You’re right: a squad is more than just a collection of talented individuals. It’s a well built and managed collection of determined, inspired, and ambitious individuals who don’t settle for mediocrity. We have 11 starting spots, and 25 squad spots. We need to use them to best advantage, not collect and keep 4 starters who are best in one spot while 2 other spots lack a starting caliber player. And the players we have need to either be of a certain caliber, have the potential to be of that certain caliber. Or be useful in a certain limited role that doesn’t count on them to be among the most relied upon and well-paid members of the team. That’s the way it’s done at the biggest, most ambitious, and most accomplished clubs in the world.

And if Arsenal ever wish to count themselves among the elite again, they need to start getting things done that way, and yesterday.

Clock-End Mike
Clock-End Mike

Oh, and I forgot Hector Bellerín and Mo Elneny. Sorry to them.

George Onyango
George Onyango

In one week I will be celebrating the appointment of a new Arsenal Manager! I can’t wait. Wenger will be back in France and all this debate that has been raging for three weeks since he was sacked will end!
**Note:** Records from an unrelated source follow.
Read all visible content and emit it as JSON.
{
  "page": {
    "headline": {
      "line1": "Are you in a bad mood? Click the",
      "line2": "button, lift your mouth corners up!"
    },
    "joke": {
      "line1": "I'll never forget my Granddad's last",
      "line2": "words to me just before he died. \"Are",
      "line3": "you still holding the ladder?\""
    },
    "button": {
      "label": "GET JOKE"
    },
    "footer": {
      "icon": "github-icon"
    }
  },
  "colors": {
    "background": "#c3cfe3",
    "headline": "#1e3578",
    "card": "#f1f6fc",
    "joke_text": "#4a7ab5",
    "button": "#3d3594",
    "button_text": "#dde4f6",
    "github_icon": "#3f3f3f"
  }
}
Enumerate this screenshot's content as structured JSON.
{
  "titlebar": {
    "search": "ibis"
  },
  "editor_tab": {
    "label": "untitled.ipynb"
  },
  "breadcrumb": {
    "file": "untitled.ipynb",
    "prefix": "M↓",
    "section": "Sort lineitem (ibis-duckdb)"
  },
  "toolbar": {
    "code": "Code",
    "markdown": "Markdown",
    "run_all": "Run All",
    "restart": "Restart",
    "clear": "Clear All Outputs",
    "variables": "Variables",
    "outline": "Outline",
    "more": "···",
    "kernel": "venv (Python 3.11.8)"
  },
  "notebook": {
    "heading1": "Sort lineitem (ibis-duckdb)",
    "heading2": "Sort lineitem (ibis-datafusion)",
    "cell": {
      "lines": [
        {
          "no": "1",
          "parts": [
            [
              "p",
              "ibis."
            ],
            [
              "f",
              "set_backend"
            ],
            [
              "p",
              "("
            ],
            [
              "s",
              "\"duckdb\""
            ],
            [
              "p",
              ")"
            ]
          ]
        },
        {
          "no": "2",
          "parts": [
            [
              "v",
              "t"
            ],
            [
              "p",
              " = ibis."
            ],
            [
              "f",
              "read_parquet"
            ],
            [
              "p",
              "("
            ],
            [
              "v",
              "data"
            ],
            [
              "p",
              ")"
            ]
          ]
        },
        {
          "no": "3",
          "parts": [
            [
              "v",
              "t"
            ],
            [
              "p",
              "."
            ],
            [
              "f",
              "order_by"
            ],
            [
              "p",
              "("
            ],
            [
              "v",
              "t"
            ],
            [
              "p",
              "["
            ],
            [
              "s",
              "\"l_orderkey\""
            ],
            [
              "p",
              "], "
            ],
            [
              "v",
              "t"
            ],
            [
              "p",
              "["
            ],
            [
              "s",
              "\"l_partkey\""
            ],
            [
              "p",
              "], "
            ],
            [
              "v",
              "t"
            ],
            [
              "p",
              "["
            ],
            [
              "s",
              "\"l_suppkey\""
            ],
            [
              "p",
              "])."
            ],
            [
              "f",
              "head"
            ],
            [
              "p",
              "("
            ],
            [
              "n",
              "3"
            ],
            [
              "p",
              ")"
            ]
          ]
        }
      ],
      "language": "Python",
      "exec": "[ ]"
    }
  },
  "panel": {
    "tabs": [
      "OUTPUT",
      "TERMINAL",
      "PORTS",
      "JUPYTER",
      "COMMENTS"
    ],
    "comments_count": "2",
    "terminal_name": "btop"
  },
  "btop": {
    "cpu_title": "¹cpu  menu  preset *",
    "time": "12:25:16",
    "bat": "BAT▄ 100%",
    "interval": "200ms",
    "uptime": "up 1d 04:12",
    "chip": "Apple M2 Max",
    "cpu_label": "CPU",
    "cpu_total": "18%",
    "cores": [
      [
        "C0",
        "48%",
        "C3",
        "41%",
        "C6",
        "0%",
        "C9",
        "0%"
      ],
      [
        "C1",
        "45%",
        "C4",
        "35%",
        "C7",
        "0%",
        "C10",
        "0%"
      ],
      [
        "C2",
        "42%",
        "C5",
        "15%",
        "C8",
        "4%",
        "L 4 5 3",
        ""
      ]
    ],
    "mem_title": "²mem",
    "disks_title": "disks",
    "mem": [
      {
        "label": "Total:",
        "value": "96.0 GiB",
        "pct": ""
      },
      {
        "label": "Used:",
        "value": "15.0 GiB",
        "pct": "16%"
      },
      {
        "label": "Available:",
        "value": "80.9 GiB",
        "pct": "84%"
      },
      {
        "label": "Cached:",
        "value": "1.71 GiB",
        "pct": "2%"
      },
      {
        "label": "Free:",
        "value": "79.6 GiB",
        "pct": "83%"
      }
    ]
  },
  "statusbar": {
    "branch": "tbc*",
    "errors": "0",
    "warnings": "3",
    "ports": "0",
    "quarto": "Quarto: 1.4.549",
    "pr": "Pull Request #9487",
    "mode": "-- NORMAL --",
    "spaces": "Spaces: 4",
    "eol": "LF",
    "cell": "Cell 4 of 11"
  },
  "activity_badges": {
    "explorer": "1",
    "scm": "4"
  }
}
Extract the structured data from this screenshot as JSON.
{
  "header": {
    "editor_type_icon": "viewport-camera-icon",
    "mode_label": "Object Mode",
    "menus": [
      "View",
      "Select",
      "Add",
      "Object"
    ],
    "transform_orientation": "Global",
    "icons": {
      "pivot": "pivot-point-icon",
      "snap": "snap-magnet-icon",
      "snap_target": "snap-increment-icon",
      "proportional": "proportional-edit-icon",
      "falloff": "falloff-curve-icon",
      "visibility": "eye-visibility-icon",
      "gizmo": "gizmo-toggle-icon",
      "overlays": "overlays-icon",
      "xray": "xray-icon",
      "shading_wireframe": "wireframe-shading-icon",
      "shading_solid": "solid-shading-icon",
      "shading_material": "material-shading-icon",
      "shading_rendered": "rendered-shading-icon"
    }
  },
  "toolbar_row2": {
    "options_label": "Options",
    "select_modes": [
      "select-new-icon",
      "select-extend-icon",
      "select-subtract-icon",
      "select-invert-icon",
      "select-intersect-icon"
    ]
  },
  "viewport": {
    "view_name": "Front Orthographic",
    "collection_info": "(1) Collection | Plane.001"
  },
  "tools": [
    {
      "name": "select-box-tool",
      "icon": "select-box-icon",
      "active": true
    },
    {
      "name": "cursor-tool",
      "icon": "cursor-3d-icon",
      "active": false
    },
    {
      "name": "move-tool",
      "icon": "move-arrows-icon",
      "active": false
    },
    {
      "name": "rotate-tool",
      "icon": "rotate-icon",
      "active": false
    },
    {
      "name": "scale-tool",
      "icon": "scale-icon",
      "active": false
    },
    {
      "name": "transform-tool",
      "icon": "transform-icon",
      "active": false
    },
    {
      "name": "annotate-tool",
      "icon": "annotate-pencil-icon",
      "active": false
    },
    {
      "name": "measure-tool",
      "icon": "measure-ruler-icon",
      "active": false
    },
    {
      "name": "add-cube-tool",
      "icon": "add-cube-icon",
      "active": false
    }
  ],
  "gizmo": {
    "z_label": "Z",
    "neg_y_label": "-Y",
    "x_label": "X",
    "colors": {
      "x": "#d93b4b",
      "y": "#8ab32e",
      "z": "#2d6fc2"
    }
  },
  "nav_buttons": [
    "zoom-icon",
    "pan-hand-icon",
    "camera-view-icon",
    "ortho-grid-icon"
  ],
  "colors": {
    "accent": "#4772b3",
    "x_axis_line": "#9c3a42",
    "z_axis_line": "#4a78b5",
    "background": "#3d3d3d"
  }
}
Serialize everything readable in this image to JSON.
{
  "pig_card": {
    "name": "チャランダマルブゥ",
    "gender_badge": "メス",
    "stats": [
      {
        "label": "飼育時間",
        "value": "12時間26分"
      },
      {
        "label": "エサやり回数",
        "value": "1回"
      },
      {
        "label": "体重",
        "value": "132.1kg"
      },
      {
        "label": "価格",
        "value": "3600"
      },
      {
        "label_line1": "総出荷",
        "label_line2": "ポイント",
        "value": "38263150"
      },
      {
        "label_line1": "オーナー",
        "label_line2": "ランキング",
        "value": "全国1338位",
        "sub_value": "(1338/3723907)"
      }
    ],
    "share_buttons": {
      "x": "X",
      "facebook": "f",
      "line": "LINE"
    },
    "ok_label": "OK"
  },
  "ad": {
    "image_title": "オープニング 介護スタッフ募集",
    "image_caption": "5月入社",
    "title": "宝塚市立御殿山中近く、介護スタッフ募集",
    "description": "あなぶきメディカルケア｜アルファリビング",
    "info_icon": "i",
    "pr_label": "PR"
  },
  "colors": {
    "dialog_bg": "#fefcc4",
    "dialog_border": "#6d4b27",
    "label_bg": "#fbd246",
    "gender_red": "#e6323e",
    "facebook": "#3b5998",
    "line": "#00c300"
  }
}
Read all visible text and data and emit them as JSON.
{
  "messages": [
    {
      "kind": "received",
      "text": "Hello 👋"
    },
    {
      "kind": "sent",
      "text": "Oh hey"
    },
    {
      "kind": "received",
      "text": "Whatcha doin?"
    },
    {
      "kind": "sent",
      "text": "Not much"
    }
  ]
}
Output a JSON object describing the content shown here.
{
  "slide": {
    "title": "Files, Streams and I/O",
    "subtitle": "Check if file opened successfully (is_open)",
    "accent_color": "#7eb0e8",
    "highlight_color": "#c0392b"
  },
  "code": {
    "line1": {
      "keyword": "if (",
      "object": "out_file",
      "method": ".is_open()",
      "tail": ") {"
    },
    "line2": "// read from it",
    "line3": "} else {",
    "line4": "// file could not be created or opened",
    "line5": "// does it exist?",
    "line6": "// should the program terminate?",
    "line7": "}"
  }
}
I can’t wait for that!

Skinnyarse
Skinnyarse

Merci Arsene!
Now we need someone who can get cash out of Plonker and add to a team who can challenge every team in the PL.